The man of the match gong went to the Ireland No 8 and he too was awesome in work ethic and impact but for me Andrew Conway was in a different league to everyone else.

Whether in defence or attack, running or kicking, chasing or covering, his performance was in the Nadia Comaneci perfect-ten category. One first-half kick off the outside of his right foot from 22 to 22 represented a moment of sublime skill, while his defensive reading was matched only by his athleticism in the air which in itself is remarkable for one so relatively small.

Alongside him Jordan Larmour continues to grow in confidence. He scored a try which he had no right to get, one in which his footwork was surpassed by raw desire or 'true grit'.

He will commit the occasional own goal, but as an example as to how the game should be played at the highest level in terms of moral courage he is a supreme definition.

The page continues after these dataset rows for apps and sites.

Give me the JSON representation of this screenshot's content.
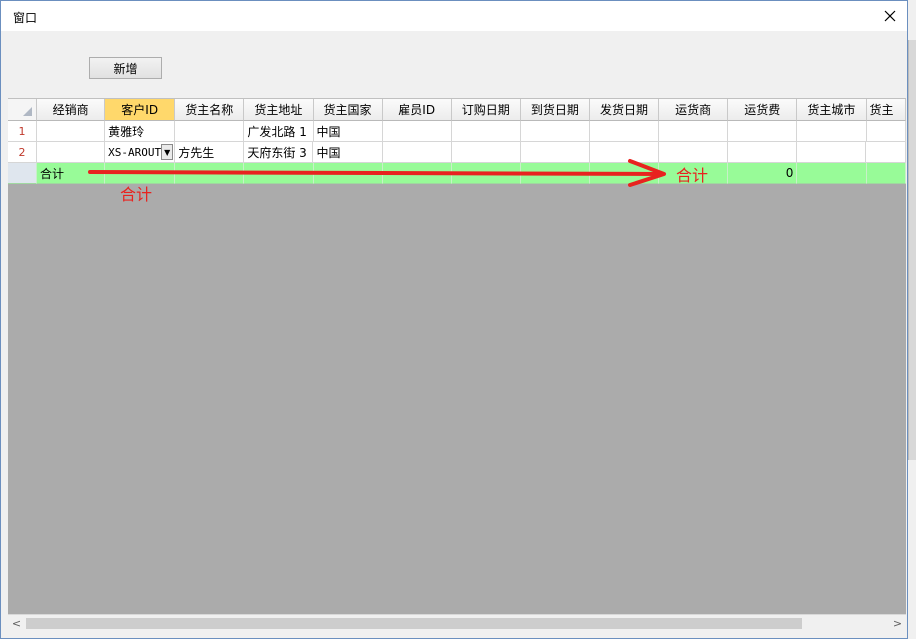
{
  "window": {
    "title": "窗口",
    "close_glyph": "✕"
  },
  "toolbar": {
    "add_label": "新增"
  },
  "grid": {
    "columns": [
      "经销商",
      "客户ID",
      "货主名称",
      "货主地址",
      "货主国家",
      "雇员ID",
      "订购日期",
      "到货日期",
      "发货日期",
      "运货商",
      "运货费",
      "货主城市",
      "货主"
    ],
    "active_column": "客户ID",
    "rows": [
      {
        "num": "1",
        "cells": [
          "",
          "黄雅玲",
          "",
          "广发北路 1",
          "中国",
          "",
          "",
          "",
          "",
          "",
          "",
          "",
          ""
        ]
      },
      {
        "num": "2",
        "cells": [
          "",
          "XS-AROUT",
          "方先生",
          "天府东街 3",
          "中国",
          "",
          "",
          "",
          "",
          "",
          "",
          "",
          ""
        ]
      }
    ],
    "summary": {
      "label": "合计",
      "freight_total": "0"
    }
  },
  "annotations": {
    "left_label": "合计",
    "right_label": "合计",
    "color": "#e8231f"
  },
  "colors": {
    "summary_row": "#98fb98",
    "active_header": "#ffd86b",
    "empty_area": "#ababab"
  }
}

Robbie Henshaw too had a powerful input in his time on. He brought the physicality when it was most needed in the early stages. No clean breaks per se but continually asking questions of Hadleigh Parkes and Nick Tompkins in midfield.

His deft changes in angle when on the ball kept both Welsh centres locked in, thereby creating that momentary space for Conway and Jacob Stockdale on the outside.

And last but not least the skipper. For the second week running he was in a game in which the referee underperformed. His frustration, and by extension his demeanour as captain in those moments, still leaves much to be desired.

He knows that too, but he is learning on the job and as an out-half and chief orchestrator the added responsibility is not impacting on his game in any negative way. Like the new coach, the new captain is a work in progress but the signs are good.

To be where we are heading on to Twickenham in search of a Triple Crown is almost unimaginable given where we were when we left Japan in psychological tatters.

There is no room for complacency and it's already clear that particular word is very far removed from the former Wigan Warrior's vocabulary.

This win and the substance of it made for a big step in the right direction but on election weekend to borrow from the political lexicon, 'much done but more still to do'.

Online Editors